Campaigners are calling for a “nationally significant” artwork in a redundant church to be given listed status.
The Crucifixion by artist George Mayer-Marton was created on the wall of the Church of the Holy Rosary in Oldham in 1955.
But, according to Save Britain’s Heritage, there are fears it could face vandalism, theft or demolition as the church has remained closed since 2017.
A spokesman for the conservation charity said it was backing calls to rescue the artwork and had written to Historic England urging them to recommend it was listed.
The Diocese of Salford, which owns the church, said it was committed to finding a new home for the work and had stepped up security around the site.
The mural includes a mosaic of the figure of Christ and paintings of Mary and John the Apostle on a background of blue.
The paintings, created using the technique fresco, where paint is put directly onto plaster, have since been covered over but campaigners hope the original work remains intact and could be restored.

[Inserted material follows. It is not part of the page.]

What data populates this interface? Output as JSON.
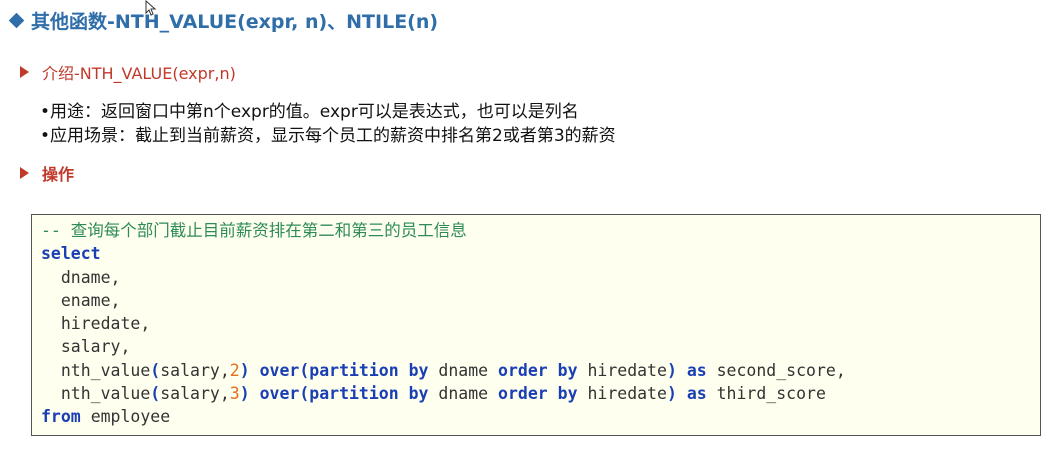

Henrietta Billings, director of Save Britain’s Heritage said: “This is an incredibly rare, well executed and important mural for Oldham and for England by a leading 20th century artist and lecturer, it needs protection and national recognition through listing and Save is ready to help find a secure future for it.”
A spokeswoman for the Diocese of Salford said: “Since the closure of the Church of the Holy Rosary in 2017, protecting George Mayer-Marton’s rare work of art has been of paramount importance to us.
“We have taken action to improve the security of the building to ensure the safety of the work and have cooperated with parties who have shown an interest in it.
“The Diocese of Salford is committed to finding a new home for the work of art and we continue to explore options to find a place where it can be permanently displayed and made available to members of the public for years to come.”
Mayer-Marton, of Jewish-Hungarian origin, was a leading figure in the art world in Vienna, Austria, the 1920s and 1930s before he and his wife escaped to Britain in 1938.
In 1952 he became a lecturer at the Liverpool College of Art and while there was commissioned by the Roman Catholic Church to carry out works at a number of churches in Lancashire and Cheshire.
Another of his murals, the Pentecost, can now be seen at the Metropolitan Cathedral of Christ the King in Liverpool.
A spokesman for Historic England confirmed an application to list the church had been received and was being carefully considered.